The stock market is no crystal ball into the economy’s outlook
ONE of the great Wall Street parlor games is trying to divine what the stock market is telling us about the future of the economy. That's especially true in a market like this one, which is down sharply for the year, the occasional daily uptick notwithstanding. After all, the thinking goes, if today's stock prices reflect what investors are willing to pay today for a stream of future earnings, there's a macro-economic message lurking in there, right? Allan Sloan is a columnist for The Washington Post. He is a seven-time winner of the Loeb Award, business journalism's highest honor. View Archive Probably not. No, I'm not going to use the old line about falling stock markets having predicted 11 of the past five recessions. Instead, I'll show you how little weight is accorded to stock prices by serious economists whose job is to estimate the future course of the economy. I'm talking about the Conference Board Leading Economic Index, often known by its former name, the index of leading economic indicators. The Standard & Poor's 500-stock index is, in fact, one of the 10 factors that Conference Board economic techies use to construct the Leading Economic Index, which we'll call LEI from here on. But the S&P's influence on the LEI is remarkably light.

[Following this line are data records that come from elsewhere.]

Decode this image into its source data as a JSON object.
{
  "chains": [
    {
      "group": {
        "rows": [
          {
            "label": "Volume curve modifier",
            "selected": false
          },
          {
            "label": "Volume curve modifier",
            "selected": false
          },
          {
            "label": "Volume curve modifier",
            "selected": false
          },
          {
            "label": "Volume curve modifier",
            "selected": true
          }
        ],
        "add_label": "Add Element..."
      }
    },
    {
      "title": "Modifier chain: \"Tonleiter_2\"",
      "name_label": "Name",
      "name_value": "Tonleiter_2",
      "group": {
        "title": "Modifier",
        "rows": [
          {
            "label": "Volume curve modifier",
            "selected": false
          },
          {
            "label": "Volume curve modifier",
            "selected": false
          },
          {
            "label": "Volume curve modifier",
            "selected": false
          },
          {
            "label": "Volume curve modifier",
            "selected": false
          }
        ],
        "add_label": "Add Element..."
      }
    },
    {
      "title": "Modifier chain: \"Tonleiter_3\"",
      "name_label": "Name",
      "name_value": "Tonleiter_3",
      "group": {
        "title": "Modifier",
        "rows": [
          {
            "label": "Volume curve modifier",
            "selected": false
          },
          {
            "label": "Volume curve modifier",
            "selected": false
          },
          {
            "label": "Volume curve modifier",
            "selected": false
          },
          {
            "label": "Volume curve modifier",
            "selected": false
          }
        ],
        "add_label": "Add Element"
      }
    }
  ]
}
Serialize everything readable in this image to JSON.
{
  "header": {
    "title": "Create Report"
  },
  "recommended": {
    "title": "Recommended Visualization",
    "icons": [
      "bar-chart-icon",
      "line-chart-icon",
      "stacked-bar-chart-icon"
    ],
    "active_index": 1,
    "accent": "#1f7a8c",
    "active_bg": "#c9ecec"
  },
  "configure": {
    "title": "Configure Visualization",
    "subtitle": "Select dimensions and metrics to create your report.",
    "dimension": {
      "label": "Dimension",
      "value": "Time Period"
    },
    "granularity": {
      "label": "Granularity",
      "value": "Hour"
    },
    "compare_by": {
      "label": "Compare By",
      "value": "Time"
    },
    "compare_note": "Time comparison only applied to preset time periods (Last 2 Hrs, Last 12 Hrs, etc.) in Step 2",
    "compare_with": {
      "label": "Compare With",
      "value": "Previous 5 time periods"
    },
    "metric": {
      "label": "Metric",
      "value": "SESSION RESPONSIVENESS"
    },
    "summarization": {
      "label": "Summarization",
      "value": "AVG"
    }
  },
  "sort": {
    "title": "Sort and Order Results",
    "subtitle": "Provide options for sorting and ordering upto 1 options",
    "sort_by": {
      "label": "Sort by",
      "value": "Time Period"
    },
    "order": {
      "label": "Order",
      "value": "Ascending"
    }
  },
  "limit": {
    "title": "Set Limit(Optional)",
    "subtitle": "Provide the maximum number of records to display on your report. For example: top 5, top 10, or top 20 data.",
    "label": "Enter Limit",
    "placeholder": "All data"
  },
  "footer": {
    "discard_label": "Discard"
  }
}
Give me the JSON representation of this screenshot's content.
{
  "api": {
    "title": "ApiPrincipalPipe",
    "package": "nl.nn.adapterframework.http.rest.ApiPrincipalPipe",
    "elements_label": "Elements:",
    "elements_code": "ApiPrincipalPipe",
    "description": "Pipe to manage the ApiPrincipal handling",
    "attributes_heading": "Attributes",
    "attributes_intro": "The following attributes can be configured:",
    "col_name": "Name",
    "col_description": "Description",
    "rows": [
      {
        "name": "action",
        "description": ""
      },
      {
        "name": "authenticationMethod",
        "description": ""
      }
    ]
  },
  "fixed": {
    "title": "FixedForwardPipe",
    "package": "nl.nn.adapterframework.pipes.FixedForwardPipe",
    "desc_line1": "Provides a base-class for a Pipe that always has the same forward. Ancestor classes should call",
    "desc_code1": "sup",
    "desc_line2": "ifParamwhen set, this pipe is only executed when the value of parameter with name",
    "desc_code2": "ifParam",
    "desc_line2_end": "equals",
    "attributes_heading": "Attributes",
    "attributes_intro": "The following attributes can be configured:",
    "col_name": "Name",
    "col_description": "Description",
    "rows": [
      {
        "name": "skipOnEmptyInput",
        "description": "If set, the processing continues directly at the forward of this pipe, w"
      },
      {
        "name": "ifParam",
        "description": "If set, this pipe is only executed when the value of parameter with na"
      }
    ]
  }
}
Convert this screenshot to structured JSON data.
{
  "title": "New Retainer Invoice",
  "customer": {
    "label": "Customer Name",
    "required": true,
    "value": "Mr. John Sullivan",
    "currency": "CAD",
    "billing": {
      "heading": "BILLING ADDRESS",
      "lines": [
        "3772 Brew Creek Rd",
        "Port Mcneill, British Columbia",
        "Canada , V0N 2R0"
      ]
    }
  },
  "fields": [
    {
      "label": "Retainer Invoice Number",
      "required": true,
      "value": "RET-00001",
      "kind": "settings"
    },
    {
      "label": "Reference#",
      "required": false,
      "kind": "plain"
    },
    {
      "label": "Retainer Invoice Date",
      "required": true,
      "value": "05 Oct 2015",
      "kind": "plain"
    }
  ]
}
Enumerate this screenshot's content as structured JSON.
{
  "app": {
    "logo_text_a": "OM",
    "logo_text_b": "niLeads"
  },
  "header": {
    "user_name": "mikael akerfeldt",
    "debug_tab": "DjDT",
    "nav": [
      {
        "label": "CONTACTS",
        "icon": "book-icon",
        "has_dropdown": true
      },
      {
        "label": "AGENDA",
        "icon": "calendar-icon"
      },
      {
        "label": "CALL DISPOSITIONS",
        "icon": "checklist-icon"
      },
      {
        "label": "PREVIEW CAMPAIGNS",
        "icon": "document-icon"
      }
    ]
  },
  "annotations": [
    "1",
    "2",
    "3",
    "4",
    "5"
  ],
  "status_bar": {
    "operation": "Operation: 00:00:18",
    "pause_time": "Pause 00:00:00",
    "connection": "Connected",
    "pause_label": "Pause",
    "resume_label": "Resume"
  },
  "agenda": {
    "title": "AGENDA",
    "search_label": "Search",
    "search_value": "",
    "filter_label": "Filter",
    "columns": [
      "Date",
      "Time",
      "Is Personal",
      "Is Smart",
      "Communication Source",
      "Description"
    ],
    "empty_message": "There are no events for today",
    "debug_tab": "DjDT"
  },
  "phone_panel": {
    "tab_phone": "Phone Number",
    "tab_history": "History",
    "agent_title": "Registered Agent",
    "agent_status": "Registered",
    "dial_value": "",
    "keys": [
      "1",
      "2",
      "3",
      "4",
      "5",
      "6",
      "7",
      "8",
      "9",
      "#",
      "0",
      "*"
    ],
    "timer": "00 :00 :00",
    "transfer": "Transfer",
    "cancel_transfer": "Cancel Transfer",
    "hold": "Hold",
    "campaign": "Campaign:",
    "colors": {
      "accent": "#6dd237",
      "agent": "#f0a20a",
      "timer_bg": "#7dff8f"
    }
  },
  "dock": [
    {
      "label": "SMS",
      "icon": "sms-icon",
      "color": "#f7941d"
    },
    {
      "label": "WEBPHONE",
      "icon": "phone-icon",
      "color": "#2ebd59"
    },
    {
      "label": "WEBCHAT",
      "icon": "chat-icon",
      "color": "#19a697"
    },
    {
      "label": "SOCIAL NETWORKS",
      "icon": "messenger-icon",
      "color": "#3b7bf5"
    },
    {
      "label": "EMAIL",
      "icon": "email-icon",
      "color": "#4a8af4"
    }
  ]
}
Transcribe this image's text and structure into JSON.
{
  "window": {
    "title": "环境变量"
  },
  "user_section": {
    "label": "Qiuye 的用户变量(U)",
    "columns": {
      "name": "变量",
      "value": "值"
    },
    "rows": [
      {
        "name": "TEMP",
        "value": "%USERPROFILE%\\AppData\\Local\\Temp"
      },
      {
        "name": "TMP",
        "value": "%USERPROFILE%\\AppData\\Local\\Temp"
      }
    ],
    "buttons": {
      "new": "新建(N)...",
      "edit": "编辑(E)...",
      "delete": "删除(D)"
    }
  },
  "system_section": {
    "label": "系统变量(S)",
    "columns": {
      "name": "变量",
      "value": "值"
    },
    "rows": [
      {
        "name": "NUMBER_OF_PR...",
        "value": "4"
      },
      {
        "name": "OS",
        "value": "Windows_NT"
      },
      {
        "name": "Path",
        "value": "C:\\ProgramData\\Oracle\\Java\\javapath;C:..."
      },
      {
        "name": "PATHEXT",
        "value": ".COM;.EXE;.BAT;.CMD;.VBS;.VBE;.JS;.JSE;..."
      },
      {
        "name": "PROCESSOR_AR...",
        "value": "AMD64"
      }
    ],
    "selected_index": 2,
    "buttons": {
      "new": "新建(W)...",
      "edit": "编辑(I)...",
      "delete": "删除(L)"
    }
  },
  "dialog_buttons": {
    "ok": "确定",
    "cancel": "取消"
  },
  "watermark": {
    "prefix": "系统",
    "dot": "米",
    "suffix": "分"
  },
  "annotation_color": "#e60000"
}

Month-to-month changes in the S&P account for only 3.97?percent of the change in the 10-factor LEI. By contrast, changes of average weekly hours of manufacturing workers account for 27.41?percent of the change in the index. And average consumer expectations for business conditions tallies 14.59 percent. The S&P ranks eighth of the 10 factors, ahead of only two other factors, both of which are frequently treated like some sort of economic divining rod: average weekly initial claims for unemployment insurance (3.29 percent in the LEI) and building permits for new private housing starts (3.10 percent). How can popular news-making indicators such as the S&P, unemployment claims and housing starts rank so low on the index, with a combined weight less than the spread between federal funds and 10-year Treasury securities (11.15 percent)? "The LEI is an objective and reliable tool for forecasting the economy," Ataman Ozyildirim, the Conference Board's director of business cycles and growth research, told me. Stock prices, he said, "are a very important indicator, but they're very noisy" and often reflect herd behavior and momentum, as opposed to rational assessments by investors looking at projected future earnings and asset prices.